Symbols are what makes Flash the power-tool that it is.
The idea behind the Flash symbol is to recycle.
Brilliant, isn’t it?
Maybe the greatest invention for animation since the Xerox Machine.
Practice working with symbols –
I recommend reading the 2 parts of this article first.
Get an overview of the subject, then do the exercises in these free tutorials:
The Flash Symbol 101 Series.
It is a “logical package”.
Think of the symbol as a suitcase, a sheet-protector, and a copying machine for your drawings.
It turns your graphics into an Object that a computer can do things with,
Move it across the screen.
Whenever you create a new symbol (F8), it becomes a part of the Library, which is the heart of every Flash file.
From the Library you take copies of the symbol to use on the Stage.
These copies are called Instances.
Each Instance of a symbol can be Moved - that is – Animated, using the software’s Motion Tween and keyframes.
You can also change the color, opacity and other attributes of the Instance, without altering the original symbol, or any of the other instances.
To change the symbol itself, enter it via Double Click and editits content.
All instances of that symbol will be affected.
To animate an object on the stage, it must be a Symbol.
If you apply a “Classic” Motion Tween to something that isn’t a symbol, the software will convert it for you – Flash will create a temporary symbol to perform the animation you wanted.
You will see it in the library – a list of graphic symbols named:
One for each object in each key frame.
This is a temporary fix, and worse – it’s useless. There’s nothing you can do with it later.
Before you animate, make sure all your objects are proper symbols that appear in the Library.
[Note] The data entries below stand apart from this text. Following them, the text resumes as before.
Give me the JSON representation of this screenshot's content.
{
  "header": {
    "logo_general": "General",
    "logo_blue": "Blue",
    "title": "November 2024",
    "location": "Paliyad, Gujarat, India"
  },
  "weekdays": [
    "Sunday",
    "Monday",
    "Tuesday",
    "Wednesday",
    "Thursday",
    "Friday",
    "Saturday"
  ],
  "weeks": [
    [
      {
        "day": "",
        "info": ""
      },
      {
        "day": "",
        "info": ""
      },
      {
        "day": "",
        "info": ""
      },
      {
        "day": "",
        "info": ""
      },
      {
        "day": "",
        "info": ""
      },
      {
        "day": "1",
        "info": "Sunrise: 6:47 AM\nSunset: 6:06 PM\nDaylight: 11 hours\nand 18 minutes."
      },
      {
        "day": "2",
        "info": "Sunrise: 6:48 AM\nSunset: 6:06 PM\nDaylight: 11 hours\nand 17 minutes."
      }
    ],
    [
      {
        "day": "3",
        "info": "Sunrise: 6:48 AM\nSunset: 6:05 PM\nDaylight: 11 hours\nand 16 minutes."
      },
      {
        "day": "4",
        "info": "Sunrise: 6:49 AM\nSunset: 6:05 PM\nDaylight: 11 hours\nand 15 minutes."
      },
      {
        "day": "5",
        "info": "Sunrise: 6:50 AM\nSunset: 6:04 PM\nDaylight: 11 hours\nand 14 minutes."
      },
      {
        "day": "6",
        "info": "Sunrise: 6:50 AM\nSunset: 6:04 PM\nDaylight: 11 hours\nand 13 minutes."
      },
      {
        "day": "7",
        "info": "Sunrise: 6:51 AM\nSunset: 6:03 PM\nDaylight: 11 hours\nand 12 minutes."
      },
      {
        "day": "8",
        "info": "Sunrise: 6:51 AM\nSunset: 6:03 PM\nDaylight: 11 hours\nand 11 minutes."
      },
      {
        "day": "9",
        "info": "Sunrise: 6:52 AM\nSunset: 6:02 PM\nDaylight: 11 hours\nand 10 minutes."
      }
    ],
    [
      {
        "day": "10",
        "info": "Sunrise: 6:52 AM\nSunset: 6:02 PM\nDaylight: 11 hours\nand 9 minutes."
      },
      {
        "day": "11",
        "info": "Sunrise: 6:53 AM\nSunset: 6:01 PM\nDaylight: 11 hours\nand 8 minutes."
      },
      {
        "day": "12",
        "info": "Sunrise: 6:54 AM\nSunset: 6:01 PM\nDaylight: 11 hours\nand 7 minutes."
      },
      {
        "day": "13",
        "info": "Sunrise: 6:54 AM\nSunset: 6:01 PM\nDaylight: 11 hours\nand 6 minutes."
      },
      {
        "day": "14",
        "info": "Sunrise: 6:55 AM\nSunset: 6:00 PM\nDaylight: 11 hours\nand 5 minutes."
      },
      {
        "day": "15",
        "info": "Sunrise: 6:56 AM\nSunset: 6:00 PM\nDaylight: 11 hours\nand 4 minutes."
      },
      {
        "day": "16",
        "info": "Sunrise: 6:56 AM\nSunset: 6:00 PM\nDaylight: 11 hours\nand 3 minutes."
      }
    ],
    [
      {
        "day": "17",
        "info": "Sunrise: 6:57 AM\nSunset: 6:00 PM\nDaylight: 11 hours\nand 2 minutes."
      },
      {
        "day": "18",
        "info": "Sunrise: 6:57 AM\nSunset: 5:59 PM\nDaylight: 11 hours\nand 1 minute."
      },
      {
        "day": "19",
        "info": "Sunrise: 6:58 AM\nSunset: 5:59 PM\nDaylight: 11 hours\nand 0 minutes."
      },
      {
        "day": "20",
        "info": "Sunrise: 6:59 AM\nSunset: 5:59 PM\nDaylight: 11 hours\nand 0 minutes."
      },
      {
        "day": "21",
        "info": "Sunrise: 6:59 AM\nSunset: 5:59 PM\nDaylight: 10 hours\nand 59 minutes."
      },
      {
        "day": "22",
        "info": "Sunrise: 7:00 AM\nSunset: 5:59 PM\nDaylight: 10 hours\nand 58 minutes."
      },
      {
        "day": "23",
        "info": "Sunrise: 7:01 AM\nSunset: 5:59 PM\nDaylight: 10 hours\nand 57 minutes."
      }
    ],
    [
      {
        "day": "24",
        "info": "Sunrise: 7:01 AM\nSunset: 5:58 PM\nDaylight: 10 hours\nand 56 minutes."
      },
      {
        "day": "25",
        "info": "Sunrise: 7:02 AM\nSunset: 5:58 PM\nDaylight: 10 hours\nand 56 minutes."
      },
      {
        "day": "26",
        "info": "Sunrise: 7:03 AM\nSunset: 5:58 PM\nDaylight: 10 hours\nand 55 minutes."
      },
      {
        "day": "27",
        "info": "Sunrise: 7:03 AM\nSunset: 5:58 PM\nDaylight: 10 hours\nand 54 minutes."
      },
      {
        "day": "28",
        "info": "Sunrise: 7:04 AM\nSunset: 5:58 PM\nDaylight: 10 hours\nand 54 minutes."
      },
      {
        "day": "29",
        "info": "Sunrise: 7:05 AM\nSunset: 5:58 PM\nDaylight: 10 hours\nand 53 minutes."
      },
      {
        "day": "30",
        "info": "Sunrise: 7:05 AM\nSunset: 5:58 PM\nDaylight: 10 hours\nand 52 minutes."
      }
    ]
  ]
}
You can also call symbols from the Library to the Stage while the movie runs, using Action Script.
Before we go over each symbol and what’s it for, I must say a few words about AS:
Flash has its own programming language, called Action Script (AS, for short).
Packing graphics inside a symbol allows AS code to handle them, in an object oriented style.
Even if you are only interested in animation, you’ll still
see the “plugs and sockets”, so to speak, of where the code plugs into
You can, of course, completely ignore the programming part of Flash and use it purely for animation.
Many animators do just that.
But it is fun to fiddle around with the basics commands, like Play, Stop, GoTo and such.
Basic things in AS (AS2, anyway; AS3 is trickier) are straight forward and intuitive, and rather easy to learn.
Exercise 2: Convert to Symbol + Break Apart
Exercise 3: Create Multiple Instances + Distribute to Layers
Exercise 4: Transform instances + color effects
Exercise 5: Edit Symbol + Navigate in and out of symbols
Exercise 6: Nested symbols: Sun animation
Exercise 7: Duplicate + Swap